## WHAT YOU HAVE TO DO
Please return all lines in the listing holding the word "HAWAI".

## RECORDS SUPPLIED
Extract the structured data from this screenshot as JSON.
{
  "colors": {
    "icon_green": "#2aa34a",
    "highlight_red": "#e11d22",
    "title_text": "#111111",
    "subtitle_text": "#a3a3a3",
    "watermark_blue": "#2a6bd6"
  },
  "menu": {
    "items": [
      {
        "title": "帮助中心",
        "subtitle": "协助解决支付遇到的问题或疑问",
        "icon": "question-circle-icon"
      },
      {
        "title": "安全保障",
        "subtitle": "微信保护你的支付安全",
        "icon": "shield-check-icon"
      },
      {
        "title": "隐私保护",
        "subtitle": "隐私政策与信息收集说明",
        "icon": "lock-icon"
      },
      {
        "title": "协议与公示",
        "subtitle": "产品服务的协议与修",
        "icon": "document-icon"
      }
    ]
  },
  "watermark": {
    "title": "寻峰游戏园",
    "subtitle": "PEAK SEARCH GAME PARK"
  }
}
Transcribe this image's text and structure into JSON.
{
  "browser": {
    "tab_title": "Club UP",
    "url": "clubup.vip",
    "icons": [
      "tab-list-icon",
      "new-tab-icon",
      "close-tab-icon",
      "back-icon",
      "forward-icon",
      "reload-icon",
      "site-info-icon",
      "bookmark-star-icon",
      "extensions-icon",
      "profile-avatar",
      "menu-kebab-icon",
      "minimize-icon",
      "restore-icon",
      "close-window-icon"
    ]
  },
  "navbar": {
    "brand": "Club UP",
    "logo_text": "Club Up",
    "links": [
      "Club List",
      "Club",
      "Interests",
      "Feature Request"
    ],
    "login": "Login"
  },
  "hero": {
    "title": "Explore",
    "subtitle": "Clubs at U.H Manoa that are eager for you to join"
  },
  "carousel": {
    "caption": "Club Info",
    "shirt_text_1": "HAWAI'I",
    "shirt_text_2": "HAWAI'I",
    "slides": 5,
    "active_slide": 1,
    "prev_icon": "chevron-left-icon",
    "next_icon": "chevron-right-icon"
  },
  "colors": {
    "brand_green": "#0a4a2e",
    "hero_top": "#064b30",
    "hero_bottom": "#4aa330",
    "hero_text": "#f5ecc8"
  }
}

## ANSWER TO THIS PROBLEM
    "shirt_text_1": "HAWAI'I",
    "shirt_text_2": "HAWAI'I",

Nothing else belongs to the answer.